The discussion of private pension plans led us naturally into a lively debate about the viability of the U.S. Social Security system. There are two fundamental issues currently being debated. First, is the Social Security system on a firm financial basis, and if not, how can we best address this problem? The answer is: it depends. The current administration believes that, if changes are not made, the future solvency of the system will be in danger. Congressman Oxley stated that the pay-as-you-go structure of the system, combined with continuing demographic trends, drives the current need for reform. We also heard an alternative perspective this morning arguing that the problems associated with Social Security have been overstated as a result of overly pessimistic projections of future productivity growth and immigration trends. Depending on the projection used, either sweeping changes or only relatively minor adjustments are necessary to ensure Social Security's future viability.
The second major debate surrounding Social Security concerns the proposed use of personal accounts to allow individuals to take more of an ownership role in managing their savings. It was argued that the current system is a bad deal for future retirees as a result of low returns, lack of flexibility, and an inability to take advantage of the benefits of diversification. The opposing argument is that the move toward personal accounts loses sight of the purpose of Social Security, which—as an insurance system—is supposed to redistribute funds across income groups and among those with different life spans.
In summary, I believe that once again the conference has succeeded in bringing together relevant parties from within the industry, the regulatory agencies, and academia to provide critical input and help shape public policy. I appreciate the advancement of the debate by both program participants and experts from the audience. This format has allowed us to discuss some of the more contentious policy issues affecting the financial services industry. And, of course, we're not finished yet.
This afternoon, we have concluding concurrent sessions on Intervention in Loan Markets and Addressing Credit Needs.
But first, it is my pleasure to introduce today's luncheon speaker, Julie Williams. Ms. Williams is the Acting Comptroller of the Currency and the Chief Counsel of the OCC. Julie joined the OCC in 1993 as Deputy Chief Counsel. Prior to the OCC, she served in a variety of positions at the Office of Thrift Supervision and its predecessor, the Federal Home Loan Bank Board.
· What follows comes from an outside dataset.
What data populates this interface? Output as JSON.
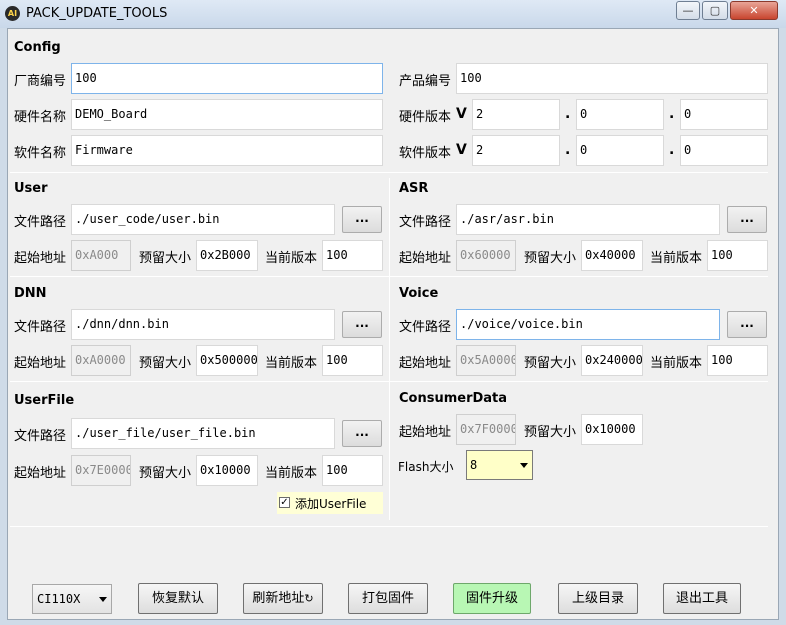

Now, as Chief Counsel, she is responsible for all of the agency's legal activities, including legal advisory services, enforcement and compliance activities, litigation, legislative initiatives, and regulation of securities and corporate practices of national banks. She also currently leads the OCC Executive Committee in providing policy and strategic direction to the agency.
Regarding her status as Acting Comptroller, Julie told the American Banker in an interview last fall that "Acting comptrollers act"—she's not just there to keep the seat warm, but she's there to take on the tough issues and do all that the job entails. Since we have a tradition here at this conference of bringing in the Comptroller of the Currency as a featured speaker, she's now here to do her job, and for that we are most grateful.
*The views presented here are my own, and not necessarily those of the Federal Open Market Committee or the Federal Reserve System.